SHEHRYAR MUFTI
Do you feel you've bitten off more that you can chew?
RAFEH MALIK
I don't think I've bitten off more than I can chew. It's just that I need patience. I need perseverance.
MUMTAZ [NGO team leader]
We're here to help you identify your needs. The point of today is to make a plan, the plan for Ratrian.
VOICEOVER
As activities commence, the villagers seem to be somewhat bewildered. A handful catches on quickly. They proceed to help Mumtaz's team to construct what is the first ever map of Ratrian.
MAN 1 [Villager]
If you're ready to do things, we're ready for them to be done. People come, conduct their surveys, and then just disappear!
VOICEOVER
The village profile is now firmly on track.
SHEHRYAR MUFTI
You're not used to this, are you? Knocking on doors and stuff like that.
RAFEH MALIK
No, things were different; we never really went about it this way.
SHEHRYAR MUFTI
How's your father taking this whole thing?
RAFEH MALIK
Well, so far he's just standing by me.
VOICEOVER
Malik Atta Mohammad speaks for himself.
MALIK ATTA MOHAMMAD
I don't think I can help him much. Of course, the connections that I have, he can benefit from them. And where politically we're opposed, he will face the same music. You see, somebody could say this is a crazy lot, talking about millennium goals when people are suffering. Unless you see something happen before you, something concrete, only then you will believe it. At present it is all in the air.
VOICEOVER

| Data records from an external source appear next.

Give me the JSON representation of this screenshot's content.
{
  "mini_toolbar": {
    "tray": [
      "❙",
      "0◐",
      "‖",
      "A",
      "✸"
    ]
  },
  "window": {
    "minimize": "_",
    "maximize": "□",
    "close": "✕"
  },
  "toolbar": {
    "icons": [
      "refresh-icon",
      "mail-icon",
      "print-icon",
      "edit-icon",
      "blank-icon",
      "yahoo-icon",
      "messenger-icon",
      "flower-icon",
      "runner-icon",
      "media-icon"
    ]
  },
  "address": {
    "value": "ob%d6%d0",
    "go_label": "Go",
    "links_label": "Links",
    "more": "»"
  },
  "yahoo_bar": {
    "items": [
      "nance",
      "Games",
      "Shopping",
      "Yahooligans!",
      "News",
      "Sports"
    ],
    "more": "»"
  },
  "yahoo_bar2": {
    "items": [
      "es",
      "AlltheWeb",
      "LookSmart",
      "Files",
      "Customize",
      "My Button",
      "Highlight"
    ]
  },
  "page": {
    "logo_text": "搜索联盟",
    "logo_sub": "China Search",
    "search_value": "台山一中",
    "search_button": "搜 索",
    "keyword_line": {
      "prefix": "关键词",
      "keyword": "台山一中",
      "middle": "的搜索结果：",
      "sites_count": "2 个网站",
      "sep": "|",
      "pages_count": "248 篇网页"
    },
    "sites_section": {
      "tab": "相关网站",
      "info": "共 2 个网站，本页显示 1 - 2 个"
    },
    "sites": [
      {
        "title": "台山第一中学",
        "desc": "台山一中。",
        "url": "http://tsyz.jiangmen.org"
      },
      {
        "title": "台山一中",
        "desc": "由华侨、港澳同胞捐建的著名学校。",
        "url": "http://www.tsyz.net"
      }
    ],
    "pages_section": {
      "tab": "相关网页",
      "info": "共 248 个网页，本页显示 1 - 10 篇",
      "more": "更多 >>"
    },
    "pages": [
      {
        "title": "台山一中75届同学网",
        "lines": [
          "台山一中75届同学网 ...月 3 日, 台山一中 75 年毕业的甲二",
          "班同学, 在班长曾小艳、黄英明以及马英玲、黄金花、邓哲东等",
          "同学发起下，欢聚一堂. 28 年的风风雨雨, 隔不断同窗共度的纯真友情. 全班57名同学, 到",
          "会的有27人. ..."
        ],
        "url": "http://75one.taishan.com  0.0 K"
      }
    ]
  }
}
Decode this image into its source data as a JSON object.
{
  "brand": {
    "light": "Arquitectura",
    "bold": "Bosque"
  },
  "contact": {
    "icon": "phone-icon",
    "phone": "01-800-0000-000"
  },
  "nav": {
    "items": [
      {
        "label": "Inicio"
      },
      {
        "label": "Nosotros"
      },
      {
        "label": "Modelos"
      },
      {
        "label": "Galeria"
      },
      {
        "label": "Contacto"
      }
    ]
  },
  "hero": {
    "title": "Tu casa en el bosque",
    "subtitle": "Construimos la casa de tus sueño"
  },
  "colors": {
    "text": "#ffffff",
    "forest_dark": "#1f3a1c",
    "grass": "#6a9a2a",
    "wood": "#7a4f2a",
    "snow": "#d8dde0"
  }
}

You'd think meeting the MDGs is a matter of resources and will. But it's not that simple. The prince is caught between two worlds. Should he risk disrupting a society that, for better or for worse, has at least functioned for centuries? It's a tough choice.